A group of former Israeli diplomats and politicians have sprung to the defence of Board of Deputies treasurer Laurence Brass over his outspoken comments about the situation of Palestinians on the West Bank.
Mr Brass has been under fire for expressing shock after a recent visit to the area with British campaign group Yachad.
In a letter to the JC this week, his Israeli supporters praised his “willingness to see the grim reality on the ground in the West Bank” and to highlight his concerns.
They added: “What a shame that there are not more leaders of the Anglo-Jewish community willing to tackle these troubling issues.”
The letter was signed by four former Israeli ambassadors, including Ilan Baruch and Aron Liel, who both served in South Africa, as well as former consul-general in New York Colette Avital, former attorney general Michael Benyair, New Israel Fund president and former Knesset deputy speaker Naomi Chazan, and former Education Minister Yossi Sarid.
What a shame more Anglo-Jewish leaders are not tackling these troubling issues
Mr Brass, who said that he had gone with Yachad in a private capacity, spoke out at the “miserable” conditions of Palestinian villagers and their fears of attacks by settlers.
His one-day trip to Susiya on the West Bank was led by a guide from anti-occupation Israeli army veterans’ group Breaking the Silence.

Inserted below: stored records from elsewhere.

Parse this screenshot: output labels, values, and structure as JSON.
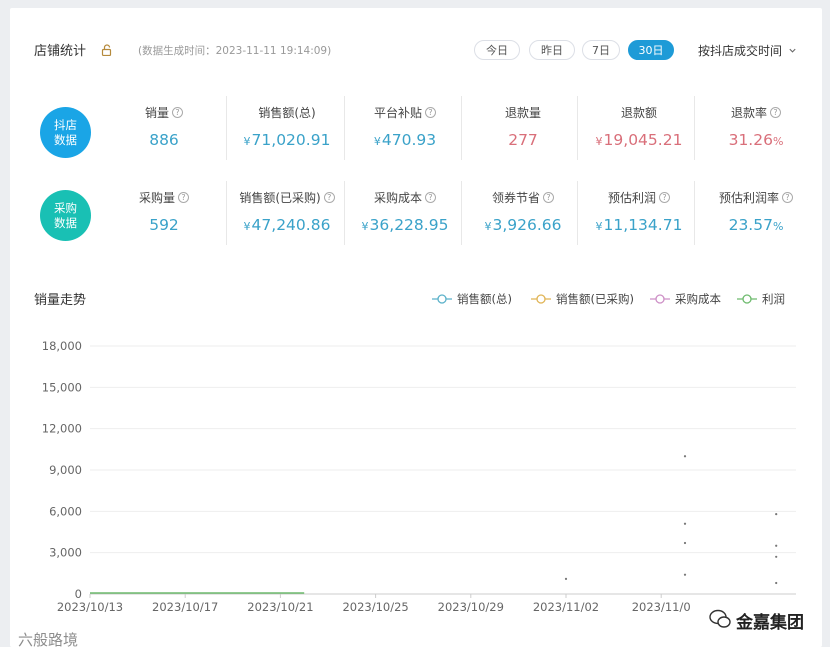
{
  "header": {
    "title": "店铺统计",
    "generated": "(数据生成时间：2023-11-11 19:14:09)",
    "ranges": [
      "今日",
      "昨日",
      "7日",
      "30日"
    ],
    "active_range": "30日",
    "sort_label": "按抖店成交时间"
  },
  "stats": {
    "douyin": {
      "badge": "抖店\n数据",
      "items": [
        {
          "label": "销量",
          "value": "886",
          "currency": "",
          "unit": "",
          "help": true
        },
        {
          "label": "销售额(总)",
          "value": "71,020.91",
          "currency": "¥",
          "unit": "",
          "help": false
        },
        {
          "label": "平台补贴",
          "value": "470.93",
          "currency": "¥",
          "unit": "",
          "help": true
        },
        {
          "label": "退款量",
          "value": "277",
          "currency": "",
          "unit": "",
          "help": false
        },
        {
          "label": "退款额",
          "value": "19,045.21",
          "currency": "¥",
          "unit": "",
          "help": false
        },
        {
          "label": "退款率",
          "value": "31.26",
          "currency": "",
          "unit": "%",
          "help": true
        }
      ]
    },
    "purchase": {
      "badge": "采购\n数据",
      "items": [
        {
          "label": "采购量",
          "value": "592",
          "currency": "",
          "unit": "",
          "help": true
        },
        {
          "label": "销售额(已采购)",
          "value": "47,240.86",
          "currency": "¥",
          "unit": "",
          "help": true
        },
        {
          "label": "采购成本",
          "value": "36,228.95",
          "currency": "¥",
          "unit": "",
          "help": true
        },
        {
          "label": "领券节省",
          "value": "3,926.66",
          "currency": "¥",
          "unit": "",
          "help": true
        },
        {
          "label": "预估利润",
          "value": "11,134.71",
          "currency": "¥",
          "unit": "",
          "help": true
        },
        {
          "label": "预估利润率",
          "value": "23.57",
          "currency": "",
          "unit": "%",
          "help": true
        }
      ]
    }
  },
  "chart_section_title": "销量走势",
  "legend": [
    {
      "name": "销售额(总)",
      "color": "#5ab1c9"
    },
    {
      "name": "销售额(已采购)",
      "color": "#e0b455"
    },
    {
      "name": "采购成本",
      "color": "#cd8fc6"
    },
    {
      "name": "利润",
      "color": "#6dba6d"
    }
  ],
  "chart_data": {
    "type": "line",
    "title": "",
    "xlabel": "",
    "ylabel": "",
    "ylim": [
      0,
      18000
    ],
    "yticks": [
      "0",
      "3,000",
      "6,000",
      "9,000",
      "12,000",
      "15,000",
      "18,000"
    ],
    "ytick_values": [
      0,
      3000,
      6000,
      9000,
      12000,
      15000,
      18000
    ],
    "x_tick_labels": [
      "2023/10/13",
      "2023/10/17",
      "2023/10/21",
      "2023/10/25",
      "2023/10/29",
      "2023/11/02",
      "2023/11/0"
    ],
    "x_dates": [
      "2023/10/13",
      "2023/10/14",
      "2023/10/15",
      "2023/10/16",
      "2023/10/17",
      "2023/10/18",
      "2023/10/19",
      "2023/10/20",
      "2023/10/21",
      "2023/10/22",
      "2023/10/23",
      "2023/10/24",
      "2023/10/25",
      "2023/10/26",
      "2023/10/27",
      "2023/10/28",
      "2023/10/29",
      "2023/10/30",
      "2023/10/31",
      "2023/11/01",
      "2023/11/02",
      "2023/11/03",
      "2023/11/04",
      "2023/11/05",
      "2023/11/06",
      "2023/11/07",
      "2023/11/08",
      "2023/11/09",
      "2023/11/10",
      "2023/11/11"
    ],
    "grid": true,
    "series": [
      {
        "name": "销售额(总)",
        "color": "#5ab1c9",
        "values": [
          0,
          0,
          0,
          0,
          0,
          0,
          0,
          0,
          0,
          0,
          0,
          0,
          0,
          0,
          0,
          0,
          0,
          0,
          0,
          0,
          1100,
          0,
          0,
          0,
          0,
          10000,
          0,
          0,
          0,
          5800
        ]
      },
      {
        "name": "销售额(已采购)",
        "color": "#e0b455",
        "values": [
          0,
          0,
          0,
          0,
          0,
          0,
          0,
          0,
          0,
          0,
          0,
          0,
          0,
          0,
          0,
          0,
          0,
          0,
          0,
          0,
          0,
          0,
          0,
          0,
          0,
          5100,
          0,
          0,
          0,
          3500
        ]
      },
      {
        "name": "采购成本",
        "color": "#cd8fc6",
        "values": [
          0,
          0,
          0,
          0,
          0,
          0,
          0,
          0,
          0,
          0,
          0,
          0,
          0,
          0,
          0,
          0,
          0,
          0,
          0,
          0,
          0,
          0,
          0,
          0,
          0,
          3700,
          0,
          0,
          0,
          2700
        ]
      },
      {
        "name": "利润",
        "color": "#6dba6d",
        "values": [
          0,
          0,
          0,
          0,
          0,
          0,
          0,
          0,
          0,
          0,
          0,
          0,
          0,
          0,
          0,
          0,
          0,
          0,
          0,
          0,
          0,
          0,
          0,
          0,
          0,
          1400,
          0,
          0,
          0,
          800
        ]
      }
    ]
  },
  "watermarks": {
    "left": "六般路境",
    "right": "金嘉集团"
  }
}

But other deputies have objected to him making his views public, with former Board vice-president Eric Moonman saying that Mr Brass should apologise or face calls for his resignation.
Criticism came also this week from the head of a group which scrutinises anti-Israel activity abroad, Professor Gerald Steinberg, the president of NGO Monitor.
Responding to the pro-Brass letter, he said that Breaking the Silence and figures such as Ms Chazan and Mr Liel "are not the people to be provide ethical grades to diaspora Jewish leaders”.
He added that it was “a problem when the leader of an umbrella organisation like the British Board of Deputies takes a radical position based on what he is told and sees through the lens of a very narrow Israeli constituency.”
Yoaz Hendel, chairman of the Institute for Zionist Strategies and a former communications director for Prime Minister Benjamin Netanyahu, said: “If someone comes to Israel and… hears the point of view of only one side, and is not aware of the efforts made by the state of Israel and the IDF on behalf of Palestinian citizens in the area, or of the challenges, obstacles and limitations we face but encounters only a point of view that is used to delegitimise Israel, he should ask himself about his continued service as a leader of the Jewish community.”
Mr Brass, who has a home in Israel, said this week that the letter of support had been “reassuring”.
Yachad runs around 10 day-trips to the West Bank or East Jerusalem a year, as well as a number of longer tours for lawyers, students and women and a half-day programme on Jerusalem for 400 youth on Israel tours.
Its director Hannah Weisfeld said that the group had no intention of ending its association with Breaking the Silence. “I am yet to see all those voices that have criticised Laurence Brass to actually get out into the field and see for themselves what Laurence saw,” she said.